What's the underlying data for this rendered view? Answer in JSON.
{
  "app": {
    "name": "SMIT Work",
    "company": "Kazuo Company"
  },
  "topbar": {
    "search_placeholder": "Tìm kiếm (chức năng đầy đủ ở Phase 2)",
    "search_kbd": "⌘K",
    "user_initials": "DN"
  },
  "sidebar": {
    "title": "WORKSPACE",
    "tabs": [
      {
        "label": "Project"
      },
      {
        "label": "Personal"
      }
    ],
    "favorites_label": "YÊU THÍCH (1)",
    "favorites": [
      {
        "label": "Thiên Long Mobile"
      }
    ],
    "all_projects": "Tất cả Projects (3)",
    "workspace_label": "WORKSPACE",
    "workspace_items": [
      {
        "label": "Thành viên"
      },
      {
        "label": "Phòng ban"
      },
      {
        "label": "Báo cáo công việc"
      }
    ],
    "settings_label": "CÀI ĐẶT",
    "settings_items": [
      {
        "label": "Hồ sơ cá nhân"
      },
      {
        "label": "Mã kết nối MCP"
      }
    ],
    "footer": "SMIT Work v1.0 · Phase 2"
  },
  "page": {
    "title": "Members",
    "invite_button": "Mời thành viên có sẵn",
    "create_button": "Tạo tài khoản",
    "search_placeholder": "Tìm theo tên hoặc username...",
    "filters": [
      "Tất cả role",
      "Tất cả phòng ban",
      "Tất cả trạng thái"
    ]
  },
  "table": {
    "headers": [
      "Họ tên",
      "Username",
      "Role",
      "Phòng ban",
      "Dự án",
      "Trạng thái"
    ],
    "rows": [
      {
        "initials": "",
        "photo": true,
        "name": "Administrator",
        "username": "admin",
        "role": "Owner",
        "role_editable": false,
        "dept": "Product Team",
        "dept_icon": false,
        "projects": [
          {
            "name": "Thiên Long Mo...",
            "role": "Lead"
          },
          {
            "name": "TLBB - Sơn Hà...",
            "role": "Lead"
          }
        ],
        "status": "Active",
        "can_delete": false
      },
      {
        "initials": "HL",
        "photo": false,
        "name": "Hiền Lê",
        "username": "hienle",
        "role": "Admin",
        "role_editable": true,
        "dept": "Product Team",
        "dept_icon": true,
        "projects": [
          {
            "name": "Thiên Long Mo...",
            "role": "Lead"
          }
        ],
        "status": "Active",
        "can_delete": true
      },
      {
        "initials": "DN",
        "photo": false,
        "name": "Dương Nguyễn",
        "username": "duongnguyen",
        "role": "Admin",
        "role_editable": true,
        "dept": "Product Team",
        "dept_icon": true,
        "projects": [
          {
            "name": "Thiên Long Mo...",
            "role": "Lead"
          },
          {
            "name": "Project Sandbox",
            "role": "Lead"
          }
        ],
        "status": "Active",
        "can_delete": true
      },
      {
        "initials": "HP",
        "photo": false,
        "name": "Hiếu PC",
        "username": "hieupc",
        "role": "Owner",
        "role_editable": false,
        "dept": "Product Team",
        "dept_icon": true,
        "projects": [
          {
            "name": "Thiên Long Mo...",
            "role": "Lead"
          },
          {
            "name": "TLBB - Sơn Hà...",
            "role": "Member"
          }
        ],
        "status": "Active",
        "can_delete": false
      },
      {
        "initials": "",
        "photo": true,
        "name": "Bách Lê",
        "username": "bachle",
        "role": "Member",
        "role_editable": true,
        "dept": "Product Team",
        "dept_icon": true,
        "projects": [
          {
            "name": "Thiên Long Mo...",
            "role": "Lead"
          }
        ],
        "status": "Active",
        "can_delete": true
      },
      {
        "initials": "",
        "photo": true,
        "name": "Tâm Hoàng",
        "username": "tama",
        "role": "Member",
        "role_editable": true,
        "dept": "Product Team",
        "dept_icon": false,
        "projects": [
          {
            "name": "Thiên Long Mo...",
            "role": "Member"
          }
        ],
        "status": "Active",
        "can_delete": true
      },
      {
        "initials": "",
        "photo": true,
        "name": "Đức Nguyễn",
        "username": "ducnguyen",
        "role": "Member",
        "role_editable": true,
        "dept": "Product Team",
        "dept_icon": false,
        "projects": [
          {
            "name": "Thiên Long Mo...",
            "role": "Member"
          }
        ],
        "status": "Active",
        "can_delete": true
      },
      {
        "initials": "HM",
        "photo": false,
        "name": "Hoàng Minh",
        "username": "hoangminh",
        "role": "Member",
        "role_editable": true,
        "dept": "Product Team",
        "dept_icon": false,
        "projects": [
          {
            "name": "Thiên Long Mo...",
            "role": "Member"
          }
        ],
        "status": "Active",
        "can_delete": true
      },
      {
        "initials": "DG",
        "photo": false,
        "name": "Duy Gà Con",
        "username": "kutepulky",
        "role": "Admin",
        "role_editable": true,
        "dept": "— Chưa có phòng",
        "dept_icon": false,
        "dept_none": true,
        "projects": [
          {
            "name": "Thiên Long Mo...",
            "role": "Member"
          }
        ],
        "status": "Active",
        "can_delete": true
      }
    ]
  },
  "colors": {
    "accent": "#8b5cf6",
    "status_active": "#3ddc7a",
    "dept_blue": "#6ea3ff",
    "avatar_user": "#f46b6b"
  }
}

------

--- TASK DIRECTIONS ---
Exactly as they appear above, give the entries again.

--- TASK OUTPUT ---
What's the underlying data for this rendered view? Answer in JSON.
{
  "app": {
    "name": "SMIT Work",
    "company": "Kazuo Company"
  },
  "topbar": {
    "search_placeholder": "Tìm kiếm (chức năng đầy đủ ở Phase 2)",
    "search_kbd": "⌘K",
    "user_initials": "DN"
  },
  "sidebar": {
    "title": "WORKSPACE",
    "tabs": [
      {
        "label": "Project"
      },
      {
        "label": "Personal"
      }
    ],
    "favorites_label": "YÊU THÍCH (1)",
    "favorites": [
      {
        "label": "Thiên Long Mobile"
      }
    ],
    "all_projects": "Tất cả Projects (3)",
    "workspace_label": "WORKSPACE",
    "workspace_items": [
      {
        "label": "Thành viên"
      },
      {
        "label": "Phòng ban"
      },
      {
        "label": "Báo cáo công việc"
      }
    ],
    "settings_label": "CÀI ĐẶT",
    "settings_items": [
      {
        "label": "Hồ sơ cá nhân"
      },
      {
        "label": "Mã kết nối MCP"
      }
    ],
    "footer": "SMIT Work v1.0 · Phase 2"
  },
  "page": {
    "title": "Members",
    "invite_button": "Mời thành viên có sẵn",
    "create_button": "Tạo tài khoản",
    "search_placeholder": "Tìm theo tên hoặc username...",
    "filters": [
      "Tất cả role",
      "Tất cả phòng ban",
      "Tất cả trạng thái"
    ]
  },
  "table": {
    "headers": [
      "Họ tên",
      "Username",
      "Role",
      "Phòng ban",
      "Dự án",
      "Trạng thái"
    ],
    "rows": [
      {
        "initials": "",
        "photo": true,
        "name": "Administrator",
        "username": "admin",
        "role": "Owner",
        "role_editable": false,
        "dept": "Product Team",
        "dept_icon": false,
        "projects": [
          {
            "name": "Thiên Long Mo...",
            "role": "Lead"
          },
          {
            "name": "TLBB - Sơn Hà...",
            "role": "Lead"
          }
        ],
        "status": "Active",
        "can_delete": false
      },
      {
        "initials": "HL",
        "photo": false,
        "name": "Hiền Lê",
        "username": "hienle",
        "role": "Admin",
        "role_editable": true,
        "dept": "Product Team",
        "dept_icon": true,
        "projects": [
          {
            "name": "Thiên Long Mo...",
            "role": "Lead"
          }
        ],
        "status": "Active",
        "can_delete": true
      },
      {
        "initials": "DN",
        "photo": false,
        "name": "Dương Nguyễn",
        "username": "duongnguyen",
        "role": "Admin",
        "role_editable": true,
        "dept": "Product Team",
        "dept_icon": true,
        "projects": [
          {
            "name": "Thiên Long Mo...",
            "role": "Lead"
          },
          {
            "name": "Project Sandbox",
            "role": "Lead"
          }
        ],
        "status": "Active",
        "can_delete": true
      },
      {
        "initials": "HP",
        "photo": false,
        "name": "Hiếu PC",
        "username": "hieupc",
        "role": "Owner",
        "role_editable": false,
        "dept": "Product Team",
        "dept_icon": true,
        "projects": [
          {
            "name": "Thiên Long Mo...",
            "role": "Lead"
          },
          {
            "name": "TLBB - Sơn Hà...",
            "role": "Member"
          }
        ],
        "status": "Active",
        "can_delete": false
      },
      {
        "initials": "",
        "photo": true,
        "name": "Bách Lê",
        "username": "bachle",
        "role": "Member",
        "role_editable": true,
        "dept": "Product Team",
        "dept_icon": true,
        "projects": [
          {
            "name": "Thiên Long Mo...",
            "role": "Lead"
          }
        ],
        "status": "Active",
        "can_delete": true
      },
      {
        "initials": "",
        "photo": true,
        "name": "Tâm Hoàng",
        "username": "tama",
        "role": "Member",
        "role_editable": true,
        "dept": "Product Team",
        "dept_icon": false,
        "projects": [
          {
            "name": "Thiên Long Mo...",
            "role": "Member"
          }
        ],
        "status": "Active",
        "can_delete": true
      },
      {
        "initials": "",
        "photo": true,
        "name": "Đức Nguyễn",
        "username": "ducnguyen",
        "role": "Member",
        "role_editable": true,
        "dept": "Product Team",
        "dept_icon": false,
        "projects": [
          {
            "name": "Thiên Long Mo...",
            "role": "Member"
          }
        ],
        "status": "Active",
        "can_delete": true
      },
      {
        "initials": "HM",
        "photo": false,
        "name": "Hoàng Minh",
        "username": "hoangminh",
        "role": "Member",
        "role_editable": true,
        "dept": "Product Team",
        "dept_icon": false,
        "projects": [
          {
            "name": "Thiên Long Mo...",
            "role": "Member"
          }
        ],
        "status": "Active",
        "can_delete": true
      },
      {
        "initials": "DG",
        "photo": false,
        "name": "Duy Gà Con",
        "username": "kutepulky",
        "role": "Admin",
        "role_editable": true,
        "dept": "— Chưa có phòng",
        "dept_icon": false,
        "dept_none": true,
        "projects": [
          {
            "name": "Thiên Long Mo...",
            "role": "Member"
          }
        ],
        "status": "Active",
        "can_delete": true
      }
    ]
  },
  "colors": {
    "accent": "#8b5cf6",
    "status_active": "#3ddc7a",
    "dept_blue": "#6ea3ff",
    "avatar_user": "#f46b6b"
  }
}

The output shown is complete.